[Menvi-discuss] Blind music major questions

Beth Smaligo bsmaligo at gmail.com
Mon Sep 18 11:48:23 EDT 2017

Stephanie is spot on. Blindness means eyes don't see and that's all. It's just as bad when uninformed sighted people assume you'll be good at X or Y because you're blind as it is when they pity you.
Elizabeth [Beth] A. Smaligo, B.A., M.A.
Sent from my iPhone

On Sep 17, 2017, at 21:48, Stephanie Pieck via Menvi-discuss <menvi-discuss at menvi.org> wrote:

Chris Smart’s answers to all these questions are spot-on, especially the part about self-advocacy and doing your own work. As a music major and then a music teacher and performer who worked primarily with sighted colleagues and students, I also can’t emphasize enough how important it is to know what staff notation looks like. It’s especially important if you plan to teach, as you will be expected to teach something you cannot experience yourself directly, and you’ll have to explain things clearly enough so a student who knows absolutely nothing can find things you are describing.
Borrow the raised-line drawings that accompany “The AB Guide to Music Theory” from RNIB. The drawings (and the book) are excellent. The book is pretty dry—like most theory texts. But the drawings are very clear and include things you won’t find in most basic books—ornaments, unusual note groupings, clefs beyond treble and bass.
And store up tidbits of descriptive information as you go along. I have had piano students ask me about the snowflakes in their music and had to figure out that they were talking about pedal markings. I’ve had other students say that the whole note middle C on its leger line below the bass clef “looks like Saturn”.
In all situations, do your best, whether you excel at something or not. Never use blindness as an excuse to get out of anything, nor as a reason to allow people to assume you will be good at something. There is a wide range of blind musicians out there. Teach people to have high expectations, then set about meeting or exceeding them.
Best of luck!
From: Menvi-discuss [mailto:menvi-discuss-bounces at menvi.org] On Behalf Of Janice Stone via Menvi-discuss
Sent: Sunday, September 17, 2017 10:19 AM
To: This, is for discussing music and braille literacy
Cc: Janice Stone
Subject: [Menvi-discuss] Blind music major questions
Hello everyone,
I have a student who is a senior in high school who reads braille music, and plays in band.  She will be a music major next year in college, and has questions about how she will receive and complete assignments in her music classes.  If you have any experience with this, please respond to the questions below.  
1. What technology do you use for music theory, music history and aural skills?
2.  How do you get your music theory assignments from your professors?
3.  What technology do you need to use to turn in your music theory homework?
4.  If you had to take a pre-test for music theory as an entrance exam, how was it made accessible for you?
5.  How did you get your textbooks in braille and audio?
Any help is appreciated?
Janice Stone

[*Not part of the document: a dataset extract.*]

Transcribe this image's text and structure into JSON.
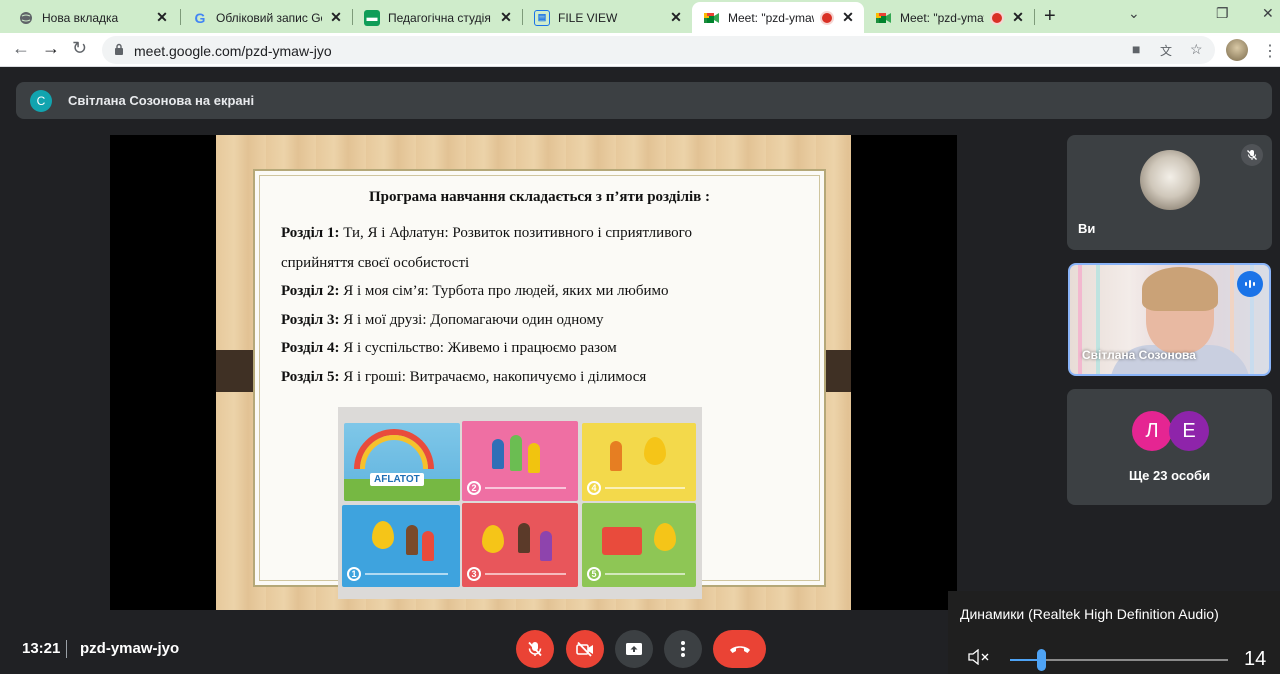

Virus-free. www.avg.com

Thank you for subscribing to MENVI.  Should you wish to unsubscribe, change your delivery, or set any other options available to you, please view the list information page below.  Should you have any questions, please contact the owner of the list.
Menvi-discuss mailing list
Menvi-discuss at menvi.org
-------------- next part --------------
An HTML attachment was scrubbed...
URL: <http://menvi.org/pipermail/menvi-discuss_menvi.org/attachments/20170918/c538dc68/attachment-0002.html>
-------------- next part --------------
A non-text attachment was scrubbed...
Name: image001.jpg
Type: image/jpeg
Size: 350 bytes
Desc: not available
URL: <http://menvi.org/pipermail/menvi-discuss_menvi.org/attachments/20170918/c538dc68/attachment.jpg>

More information about the Menvi-discuss mailing list